⟨
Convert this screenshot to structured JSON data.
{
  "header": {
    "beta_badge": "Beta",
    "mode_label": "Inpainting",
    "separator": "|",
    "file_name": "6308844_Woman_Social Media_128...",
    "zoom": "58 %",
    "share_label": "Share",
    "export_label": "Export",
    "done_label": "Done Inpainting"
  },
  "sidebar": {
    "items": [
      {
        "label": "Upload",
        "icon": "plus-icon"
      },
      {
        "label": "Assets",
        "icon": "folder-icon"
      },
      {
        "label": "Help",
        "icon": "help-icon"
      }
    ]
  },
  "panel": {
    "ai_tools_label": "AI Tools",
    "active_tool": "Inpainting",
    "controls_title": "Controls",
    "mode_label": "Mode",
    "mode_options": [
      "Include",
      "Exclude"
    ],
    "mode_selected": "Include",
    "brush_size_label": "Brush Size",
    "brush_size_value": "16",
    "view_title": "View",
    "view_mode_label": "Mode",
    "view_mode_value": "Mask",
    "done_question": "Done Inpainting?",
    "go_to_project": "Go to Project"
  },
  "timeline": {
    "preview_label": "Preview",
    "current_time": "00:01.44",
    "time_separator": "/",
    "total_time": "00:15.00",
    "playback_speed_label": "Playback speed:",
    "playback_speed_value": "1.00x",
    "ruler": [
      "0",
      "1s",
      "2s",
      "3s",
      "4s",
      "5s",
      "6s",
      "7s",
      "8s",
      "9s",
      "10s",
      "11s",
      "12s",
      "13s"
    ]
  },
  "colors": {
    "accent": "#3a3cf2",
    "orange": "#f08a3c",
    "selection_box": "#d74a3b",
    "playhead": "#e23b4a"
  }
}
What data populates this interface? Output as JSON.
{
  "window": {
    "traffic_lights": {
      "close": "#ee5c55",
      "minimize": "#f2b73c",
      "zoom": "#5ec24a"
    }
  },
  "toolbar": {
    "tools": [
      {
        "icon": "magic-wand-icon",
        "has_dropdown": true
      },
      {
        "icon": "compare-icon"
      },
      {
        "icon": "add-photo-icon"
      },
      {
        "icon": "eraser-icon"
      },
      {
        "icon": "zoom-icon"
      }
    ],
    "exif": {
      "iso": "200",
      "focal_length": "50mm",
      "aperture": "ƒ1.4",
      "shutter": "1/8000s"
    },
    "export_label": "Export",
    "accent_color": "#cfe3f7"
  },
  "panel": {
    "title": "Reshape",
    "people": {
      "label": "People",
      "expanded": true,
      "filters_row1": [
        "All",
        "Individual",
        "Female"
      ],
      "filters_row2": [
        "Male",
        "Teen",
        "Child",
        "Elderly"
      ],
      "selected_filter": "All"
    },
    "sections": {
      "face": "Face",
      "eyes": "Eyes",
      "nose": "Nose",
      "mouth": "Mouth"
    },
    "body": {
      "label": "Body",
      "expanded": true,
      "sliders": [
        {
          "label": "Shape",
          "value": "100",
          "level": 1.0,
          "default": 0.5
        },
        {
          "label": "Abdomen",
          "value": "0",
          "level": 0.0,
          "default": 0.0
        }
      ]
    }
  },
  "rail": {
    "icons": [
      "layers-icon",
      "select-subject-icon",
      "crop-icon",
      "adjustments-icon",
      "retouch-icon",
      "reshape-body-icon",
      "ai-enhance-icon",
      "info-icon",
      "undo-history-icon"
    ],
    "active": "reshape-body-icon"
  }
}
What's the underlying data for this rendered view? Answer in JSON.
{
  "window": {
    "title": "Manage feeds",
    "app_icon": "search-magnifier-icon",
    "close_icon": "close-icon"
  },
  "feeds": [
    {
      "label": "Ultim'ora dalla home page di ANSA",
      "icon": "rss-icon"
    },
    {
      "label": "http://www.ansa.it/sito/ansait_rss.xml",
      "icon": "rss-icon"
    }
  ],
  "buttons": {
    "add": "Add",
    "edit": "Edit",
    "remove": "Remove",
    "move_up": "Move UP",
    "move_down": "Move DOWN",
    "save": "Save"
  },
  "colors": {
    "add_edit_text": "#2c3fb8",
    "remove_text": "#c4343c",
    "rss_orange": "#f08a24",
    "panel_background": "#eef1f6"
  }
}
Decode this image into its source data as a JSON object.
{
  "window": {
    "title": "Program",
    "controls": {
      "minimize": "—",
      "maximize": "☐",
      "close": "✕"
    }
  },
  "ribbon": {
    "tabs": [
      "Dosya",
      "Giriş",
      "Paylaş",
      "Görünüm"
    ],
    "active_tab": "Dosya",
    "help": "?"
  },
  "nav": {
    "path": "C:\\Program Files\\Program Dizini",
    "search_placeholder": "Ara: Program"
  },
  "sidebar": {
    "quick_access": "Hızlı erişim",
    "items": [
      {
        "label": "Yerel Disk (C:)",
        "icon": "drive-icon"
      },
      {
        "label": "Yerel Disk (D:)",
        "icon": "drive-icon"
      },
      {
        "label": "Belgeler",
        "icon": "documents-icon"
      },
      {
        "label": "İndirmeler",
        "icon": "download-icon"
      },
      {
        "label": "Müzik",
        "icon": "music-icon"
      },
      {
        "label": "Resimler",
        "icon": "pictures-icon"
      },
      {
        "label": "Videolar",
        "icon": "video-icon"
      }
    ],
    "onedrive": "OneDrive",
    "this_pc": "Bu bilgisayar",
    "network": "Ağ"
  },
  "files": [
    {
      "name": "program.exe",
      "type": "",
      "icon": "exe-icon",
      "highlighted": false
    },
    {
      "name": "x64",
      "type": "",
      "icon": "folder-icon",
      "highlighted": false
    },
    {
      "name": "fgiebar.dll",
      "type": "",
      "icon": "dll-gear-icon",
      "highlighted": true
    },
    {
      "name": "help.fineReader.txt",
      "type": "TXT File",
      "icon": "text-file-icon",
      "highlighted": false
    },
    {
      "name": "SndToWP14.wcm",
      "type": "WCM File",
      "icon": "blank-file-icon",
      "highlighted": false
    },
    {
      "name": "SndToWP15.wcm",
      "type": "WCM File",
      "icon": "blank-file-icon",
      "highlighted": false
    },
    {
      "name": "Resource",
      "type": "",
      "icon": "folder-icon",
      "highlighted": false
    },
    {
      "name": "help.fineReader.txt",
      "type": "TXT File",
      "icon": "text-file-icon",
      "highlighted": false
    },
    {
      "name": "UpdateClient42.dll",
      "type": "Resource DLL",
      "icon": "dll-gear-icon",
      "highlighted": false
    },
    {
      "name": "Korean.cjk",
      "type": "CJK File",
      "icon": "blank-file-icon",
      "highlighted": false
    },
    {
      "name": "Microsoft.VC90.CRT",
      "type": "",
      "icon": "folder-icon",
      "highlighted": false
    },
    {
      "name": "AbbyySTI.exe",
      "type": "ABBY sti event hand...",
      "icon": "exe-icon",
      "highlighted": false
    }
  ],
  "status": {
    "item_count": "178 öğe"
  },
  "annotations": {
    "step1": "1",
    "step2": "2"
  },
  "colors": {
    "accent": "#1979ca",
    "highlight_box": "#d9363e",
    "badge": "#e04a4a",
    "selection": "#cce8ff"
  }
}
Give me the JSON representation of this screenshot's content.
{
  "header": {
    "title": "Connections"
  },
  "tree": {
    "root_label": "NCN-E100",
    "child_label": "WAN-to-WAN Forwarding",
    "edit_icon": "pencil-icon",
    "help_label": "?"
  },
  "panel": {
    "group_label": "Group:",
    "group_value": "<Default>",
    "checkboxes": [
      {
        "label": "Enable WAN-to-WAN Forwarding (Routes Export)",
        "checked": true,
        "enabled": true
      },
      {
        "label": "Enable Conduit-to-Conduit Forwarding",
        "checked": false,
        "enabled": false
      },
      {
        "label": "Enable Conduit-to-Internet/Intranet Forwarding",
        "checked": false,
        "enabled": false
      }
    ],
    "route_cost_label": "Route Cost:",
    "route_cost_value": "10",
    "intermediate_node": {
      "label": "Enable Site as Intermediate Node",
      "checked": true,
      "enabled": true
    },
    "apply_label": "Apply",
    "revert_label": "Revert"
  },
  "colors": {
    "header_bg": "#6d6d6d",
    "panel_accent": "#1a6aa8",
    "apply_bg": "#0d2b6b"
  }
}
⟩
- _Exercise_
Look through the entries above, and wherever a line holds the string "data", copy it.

- _Answer space_
Convert this screenshot to structured JSON data.
What data populates this interface? Output as JSON.
What's the underlying data for this rendered view? Answer in JSON.
Decode this image into its source data as a JSON object.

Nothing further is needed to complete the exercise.